He went on to explain: “In December 2013, the largest tidal surge for 60 years had been predicted. Then, in January 2014, the south of England experienced the wettest weather since records began. Ground-water levels were absolutely saturated. The response to all of this was the deployment of a significant number of assets, and there was a certain amount of politicking involved. Overall, this was a three-month period that severely tested a national capability that is underfunded. Most fire and rescue services around the country had to call on assistance from national capability.”
For example, in response to the east coast tidal surge, 24 high-volume pumps (HVPs) were deployed, as were 39 flood rescue teams made up of some 400 personnel from fire and rescue services and non-governmental organisations. Four strategic holding areas were also set up. Said Paul: “There were a lot of pre-emptive evacuations, as well as pre-deployment of HVPs to the likes of sub-stations and water pumping sites.”
The humanitarian element is also always to the fore. In the Somerset Levels, fire services and NGOs intervened to help a significant number of isolated communities. “In this case,” Paul explained, “once the media and ministers became involved, the issue was escalated up to Prime Minister’s Questions, and then the military were brought in to help.”

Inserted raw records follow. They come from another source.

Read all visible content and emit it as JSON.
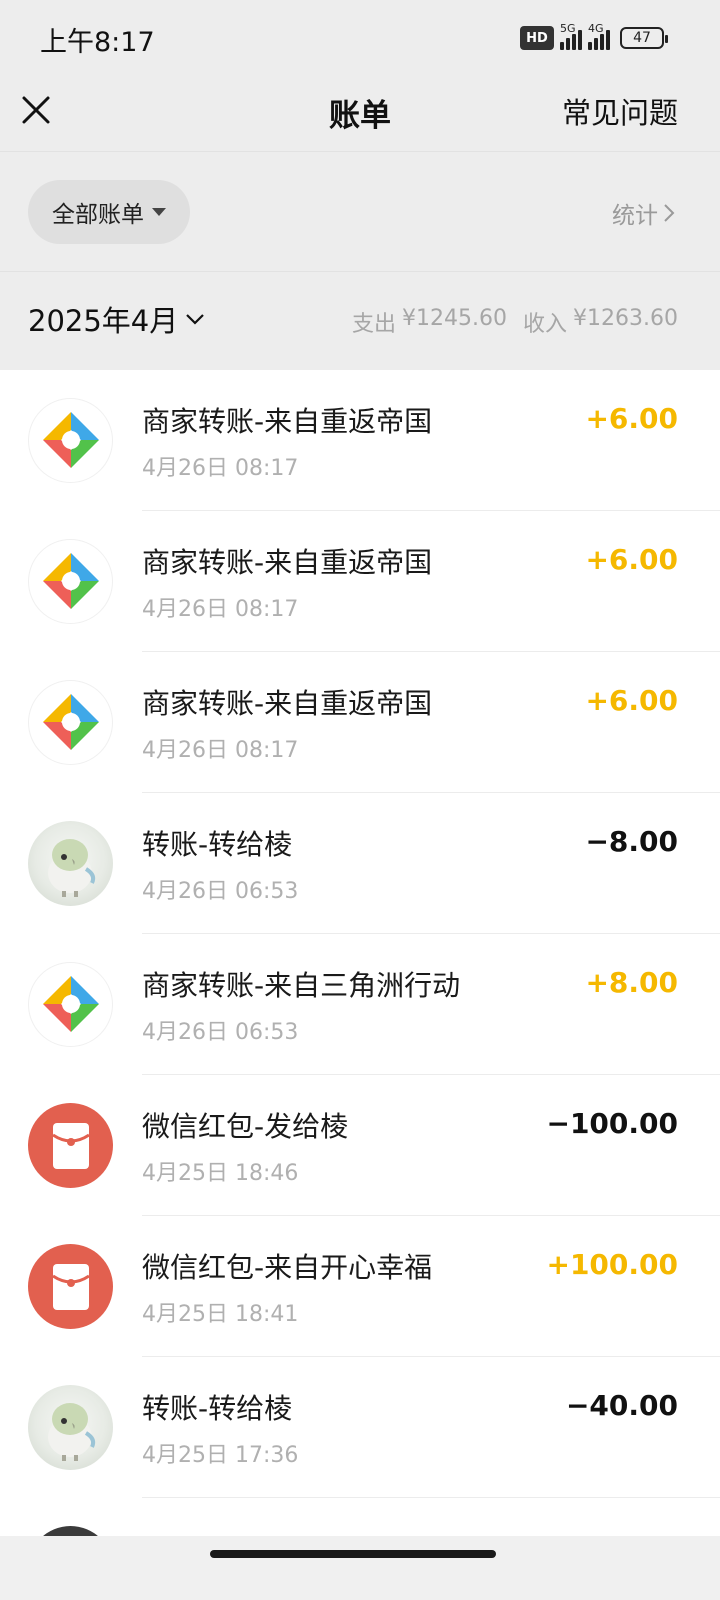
{
  "status_bar": {
    "time": "上午8:17",
    "hd_label": "HD",
    "net1": "5G",
    "net2": "4G",
    "battery": "47"
  },
  "nav": {
    "title": "账单",
    "faq": "常见问题"
  },
  "filter": {
    "label": "全部账单",
    "stats": "统计"
  },
  "month": {
    "label": "2025年4月",
    "expense_label": "支出",
    "expense_value": "¥1245.60",
    "income_label": "收入",
    "income_value": "¥1263.60"
  },
  "colors": {
    "income": "#f5b800",
    "expense": "#111111",
    "red_packet": "#e2604f",
    "background": "#ededed"
  },
  "transactions": [
    {
      "icon": "merchant-transfer-icon",
      "title": "商家转账-来自重返帝国",
      "time": "4月26日 08:17",
      "amount": "+6.00",
      "type": "income"
    },
    {
      "icon": "merchant-transfer-icon",
      "title": "商家转账-来自重返帝国",
      "time": "4月26日 08:17",
      "amount": "+6.00",
      "type": "income"
    },
    {
      "icon": "merchant-transfer-icon",
      "title": "商家转账-来自重返帝国",
      "time": "4月26日 08:17",
      "amount": "+6.00",
      "type": "income"
    },
    {
      "icon": "bird-avatar",
      "title": "转账-转给棱",
      "time": "4月26日 06:53",
      "amount": "−8.00",
      "type": "expense"
    },
    {
      "icon": "merchant-transfer-icon",
      "title": "商家转账-来自三角洲行动",
      "time": "4月26日 06:53",
      "amount": "+8.00",
      "type": "income"
    },
    {
      "icon": "red-packet-icon",
      "title": "微信红包-发给棱",
      "time": "4月25日 18:46",
      "amount": "−100.00",
      "type": "expense"
    },
    {
      "icon": "red-packet-icon",
      "title": "微信红包-来自开心幸福",
      "time": "4月25日 18:41",
      "amount": "+100.00",
      "type": "income"
    },
    {
      "icon": "bird-avatar",
      "title": "转账-转给棱",
      "time": "4月25日 17:36",
      "amount": "−40.00",
      "type": "expense"
    }
  ]
}
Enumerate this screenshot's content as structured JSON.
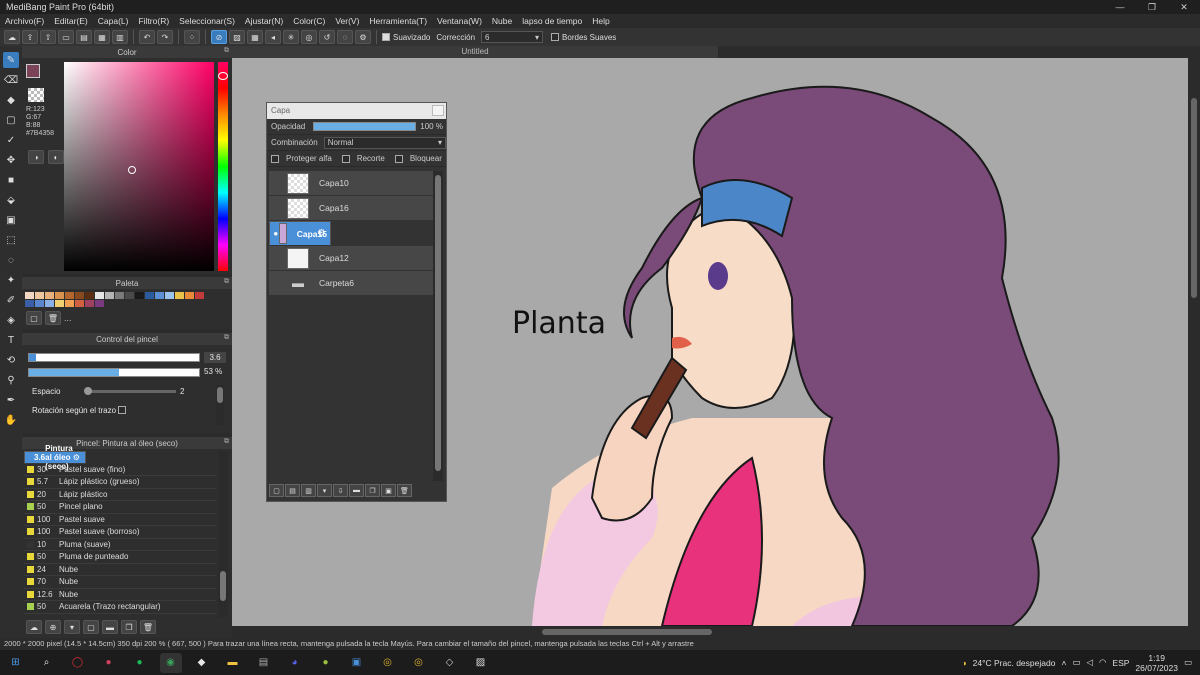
{
  "window": {
    "title": "MediBang Paint Pro (64bit)",
    "min": "—",
    "max": "❐",
    "close": "✕"
  },
  "menu": [
    "Archivo(F)",
    "Editar(E)",
    "Capa(L)",
    "Filtro(R)",
    "Seleccionar(S)",
    "Ajustar(N)",
    "Color(C)",
    "Ver(V)",
    "Herramienta(T)",
    "Ventana(W)",
    "Nube",
    "lapso de tiempo",
    "Help"
  ],
  "toolbar": {
    "suavizado_label": "Suavizado",
    "correccion_label": "Corrección",
    "correccion_value": "6",
    "bordes_label": "Bordes Suaves"
  },
  "document": {
    "tab_title": "Untitled"
  },
  "color_panel": {
    "title": "Color",
    "r": "R:123",
    "g": "G:67",
    "b": "B:88",
    "hex": "#7B4358",
    "primary_color": "#7b4358"
  },
  "palette_panel": {
    "title": "Paleta",
    "more": "...",
    "colors": [
      "#f2d7c4",
      "#f0c8a0",
      "#e8b07a",
      "#d9934e",
      "#b5652e",
      "#8a4a20",
      "#5a2e12",
      "#e6e6e6",
      "#b5b5b5",
      "#7a7a7a",
      "#4a4a4a",
      "#1a1a1a",
      "#2c5a9e",
      "#5b8fd6",
      "#9cc3ec",
      "#e8c24a",
      "#e88a3a",
      "#c23a3a",
      "#3a5ea8",
      "#5a86d0",
      "#8ab0e6",
      "#f0d070",
      "#f0a050",
      "#d06040",
      "#a04060",
      "#7a3a80"
    ]
  },
  "brush_control": {
    "title": "Control del pincel",
    "size_value": "3.6",
    "opacity_value": "53 %",
    "opacity_fraction": 0.53,
    "spacing_label": "Espacio",
    "spacing_value": "2",
    "rotation_label": "Rotación según el trazo"
  },
  "brush_list": {
    "title": "Pincel: Pintura al óleo (seco)",
    "items": [
      {
        "size": "3.6",
        "name": "Pintura al óleo (seco)",
        "selected": true,
        "color": "#a8d050"
      },
      {
        "size": "30",
        "name": "Pastel suave (fino)",
        "color": "#e8d83a"
      },
      {
        "size": "5.7",
        "name": "Lápiz plástico (grueso)",
        "color": "#e8d83a"
      },
      {
        "size": "20",
        "name": "Lápiz plástico",
        "color": "#e8d83a"
      },
      {
        "size": "50",
        "name": "Pincel plano",
        "color": "#a8d050"
      },
      {
        "size": "100",
        "name": "Pastel suave",
        "color": "#e8d83a"
      },
      {
        "size": "100",
        "name": "Pastel suave (borroso)",
        "color": "#e8d83a"
      },
      {
        "size": "10",
        "name": "Pluma (suave)",
        "color": "#333333"
      },
      {
        "size": "50",
        "name": "Pluma de punteado",
        "color": "#e8d83a"
      },
      {
        "size": "24",
        "name": "Nube",
        "color": "#e8d83a"
      },
      {
        "size": "70",
        "name": "Nube",
        "color": "#e8d83a"
      },
      {
        "size": "12.6",
        "name": "Nube",
        "color": "#e8d83a"
      },
      {
        "size": "50",
        "name": "Acuarela (Trazo rectangular)",
        "color": "#a8d050"
      }
    ]
  },
  "layer_panel": {
    "title": "Capa",
    "opacity_label": "Opacidad",
    "opacity_value": "100 %",
    "blend_label": "Combinación",
    "blend_value": "Normal",
    "protect_alpha": "Proteger alfa",
    "clip": "Recorte",
    "lock": "Bloquear",
    "layers": [
      {
        "name": "Capa10",
        "selected": false
      },
      {
        "name": "Capa16",
        "selected": false
      },
      {
        "name": "Capa15",
        "selected": true
      },
      {
        "name": "Capa12",
        "selected": false
      },
      {
        "name": "Carpeta6",
        "folder": true
      }
    ]
  },
  "canvas_text": "Planta",
  "status": {
    "text": "2000 * 2000 pixel   (14.5 * 14.5cm)   350 dpi   200 %   ( 667, 500 )   Para trazar una línea recta, mantenga pulsada la tecla Mayús. Para cambiar el tamaño del pincel, mantenga pulsada las teclas Ctrl + Alt y arrastre"
  },
  "taskbar": {
    "weather": "24°C  Prac. despejado",
    "lang": "ESP",
    "time": "1:19",
    "date": "26/07/2023"
  }
}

This then led to some degree of conflict between where and how to deploy assets where they were most needed. There was huge demand on resources as more areas became affected as February wore on. To cope with this, Paul explained how a map was drawn up “to status-mark assets and where they were. This really helped us manage availability and deployment – drawing from unaffected areas to badly-hit ones.”
The role of the National Resilience Assurance Team in all of this was, said Paul, included providing support for the National Council Advisory Framework locations, reporting to the Chief Fire Officers’ Association and ministers, and providing tactical-advisor support for flood rescue and response.
“The experience of this period has fed into how we will manage these events in the future,” Paul concluded. “But as a sector, we need more support from DEFRA in the form of more funding. There needs to be better management of the national asset register, as well as further development of the tactical-adviser capability. Really, the challenge of managing between the different government departments – DEFRA and the Home Office – cannot be emphasised enough.”